This is the fallen fruit of the Osage-orange, a tree commonly found in old fence rows. When I see this fruit, I always think of Mammoths and Ground Sloths, two members of the megafauna that used to roam this area until their extinction nearly 10,000 years ago. These large herbivores were the last species to utilize the fruit as a food source and were the primary dispersal mechanism for the seeds.
Osage-orange produces an abundance of seed inside the fleshy fruits. The large herbivores would eat these fruits whole and pass most of the seeds undamaged through their digestive systems. The animals would then wander around dropping the seeds with their dung. In this way, the trees were spread across the landscape.
A few modern mammals are attracted by Osage-orange fruits, but it’s not really the fruit they are after. Most of these animals, such as squirrels, are seed predators that actually open and eat the seeds. Empty seed coats are all that remain of seeds that will have no chance of being dispersed.
The actual flesh of the fruit is left behind to decompose.
At the time of European colonization, Osage-orange was only found in the Red River Watershed region of eastern Texas. The trees found here today were introduced and are not considered native to this area.
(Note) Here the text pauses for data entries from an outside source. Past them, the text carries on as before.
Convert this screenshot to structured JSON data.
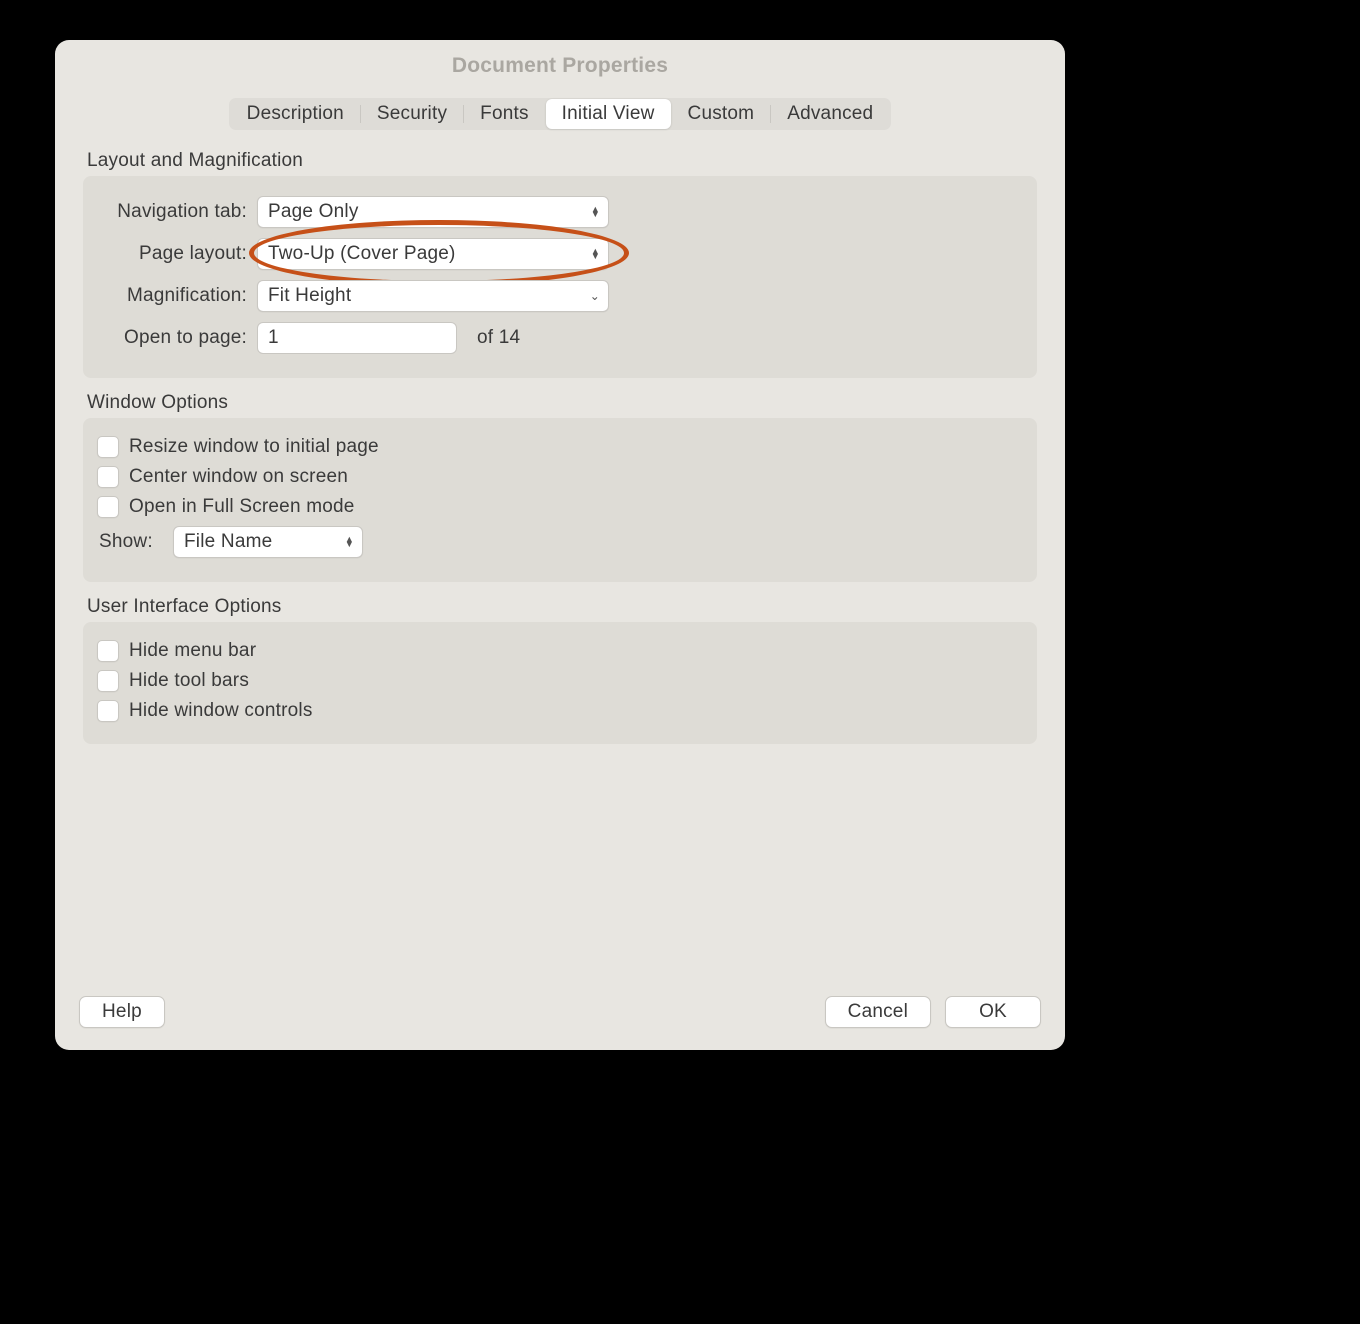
{
  "title": "Document Properties",
  "tabs": {
    "description": "Description",
    "security": "Security",
    "fonts": "Fonts",
    "initial_view": "Initial View",
    "custom": "Custom",
    "advanced": "Advanced"
  },
  "layout_mag": {
    "heading": "Layout and Magnification",
    "nav_label": "Navigation tab:",
    "nav_value": "Page Only",
    "pagelayout_label": "Page layout:",
    "pagelayout_value": "Two-Up (Cover Page)",
    "mag_label": "Magnification:",
    "mag_value": "Fit Height",
    "open_label": "Open to page:",
    "open_value": "1",
    "of_text": "of 14"
  },
  "window_opts": {
    "heading": "Window Options",
    "resize": "Resize window to initial page",
    "center": "Center window on screen",
    "fullscreen": "Open in Full Screen mode",
    "show_label": "Show:",
    "show_value": "File Name"
  },
  "ui_opts": {
    "heading": "User Interface Options",
    "hide_menu": "Hide menu bar",
    "hide_tool": "Hide tool bars",
    "hide_window": "Hide window controls"
  },
  "footer": {
    "help": "Help",
    "cancel": "Cancel",
    "ok": "OK"
  }
}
Since the tree was spread so easily by large prehistoric herbivores, I wonder if Osage-orange might have had a much broader range during the Pleistocene when the megafauna were so common and widespread. I haven’t read anything that suggests such an idea, but I think it’s a possibility. Osage-orange may have actually grown on this spot in the far distant past.
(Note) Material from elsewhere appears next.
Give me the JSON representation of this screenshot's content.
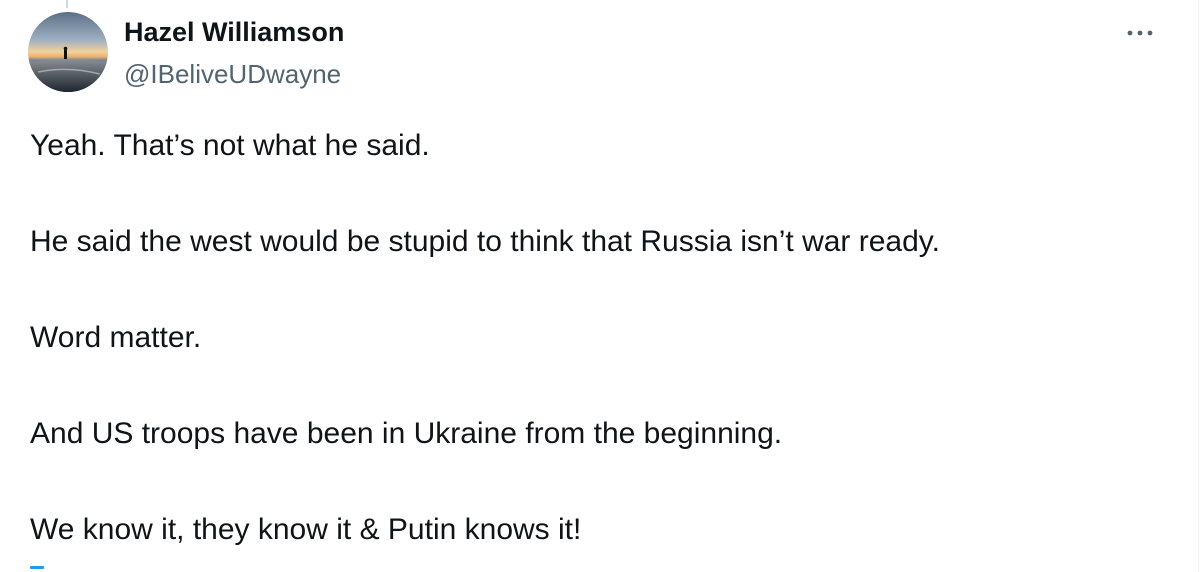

Osage-orange was commonly planted as a living fence. Its tight growth, along with the presence of some strong thorns, helped to keep livestock contained within the field.
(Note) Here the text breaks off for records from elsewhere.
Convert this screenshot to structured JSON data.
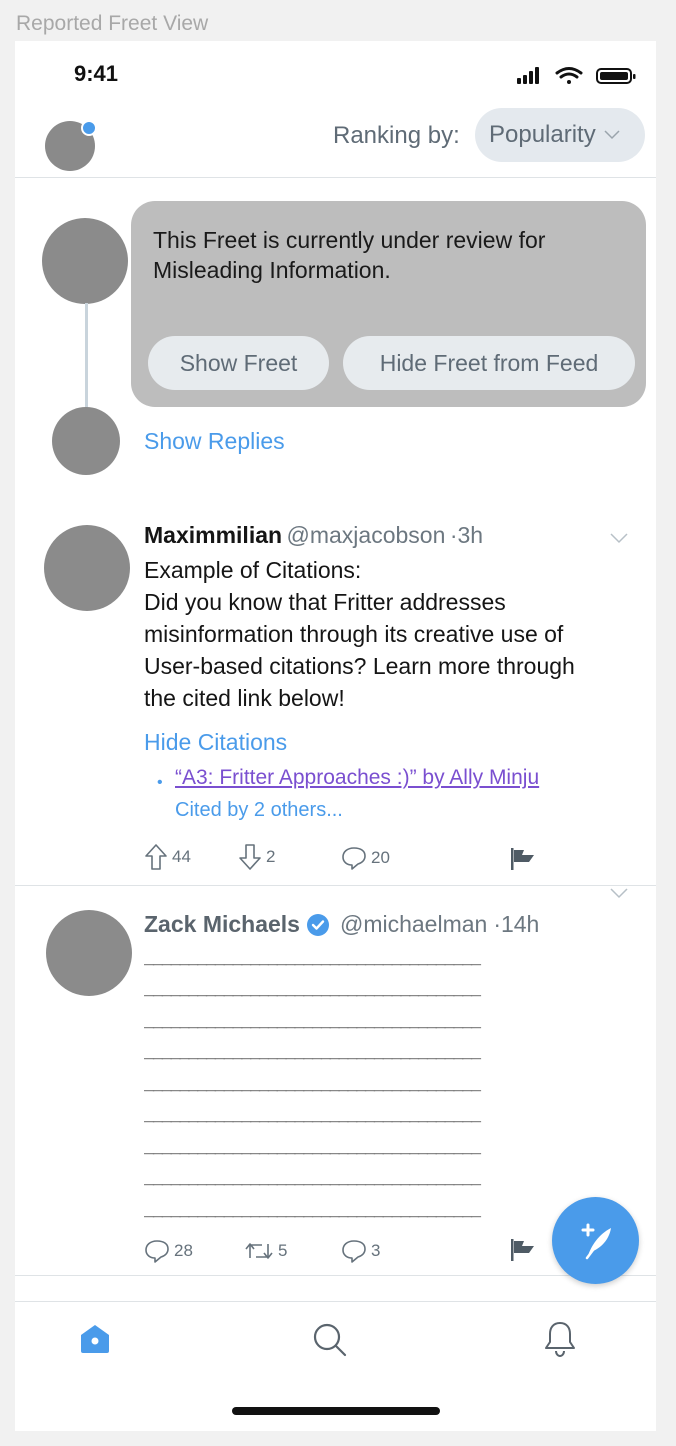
{
  "frame": {
    "label": "Reported Freet View"
  },
  "status_bar": {
    "time": "9:41"
  },
  "header": {
    "ranking_label": "Ranking by:",
    "ranking_value": "Popularity"
  },
  "reported_freet": {
    "notice": "This Freet is currently under review for Misleading Information.",
    "show_button": "Show Freet",
    "hide_button": "Hide Freet from Feed",
    "show_replies": "Show Replies"
  },
  "freets": [
    {
      "name": "Maximmilian",
      "handle": "@maxjacobson",
      "time": "·3h",
      "body_lines": [
        "Example of Citations:",
        "Did you know that Fritter addresses",
        "misinformation through its creative use of",
        "User-based citations? Learn more through",
        "the cited link below!"
      ],
      "hide_citations": "Hide Citations",
      "citation_bullet": "•",
      "citation": "“A3: Fritter Approaches :)” by Ally Minju",
      "cited_by": "Cited by 2 others...",
      "upvotes": "44",
      "downvotes": "2",
      "replies": "20"
    },
    {
      "name": "Zack Michaels",
      "handle": "@michaelman",
      "time": "·14h",
      "body_lines": [
        "______________________________________",
        "______________________________________",
        "______________________________________",
        "______________________________________",
        "______________________________________",
        "______________________________________",
        "______________________________________",
        "______________________________________",
        "______________________________________"
      ],
      "replies": "28",
      "refreets": "5",
      "comments": "3"
    }
  ],
  "colors": {
    "accent": "#4a9bea",
    "card": "#bdbdbd",
    "avatar": "#8b8b8b",
    "citation_link": "#7a4fd0"
  },
  "icons": {
    "upvote": "arrow-up-icon",
    "downvote": "arrow-down-icon",
    "reply": "speech-bubble-icon",
    "refreet": "retweet-icon",
    "flag": "flag-icon",
    "verified": "verified-badge-icon",
    "compose": "quill-plus-icon",
    "home": "home-icon",
    "search": "search-icon",
    "notifications": "bell-icon"
  }
}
Their habit of spreading limbs far out into the field, caused Osage-orange to be removed by many farmers who didn’t want to be raked from their tractor seat by the thorny branches. There are only a few of these trees growing at Blue Jay Barrens. Most show signs of having been cut at some time in the past, most likely for use as fence posts. Despite the fact that the seeds are viable and easily germinated, the trees are not spreading into the fields, so they don’t currently fall into the invasive category. For now, I’ll leave the trees alone and keep imagining that a herd of Mammoths has gathered around the tree to eat fruit.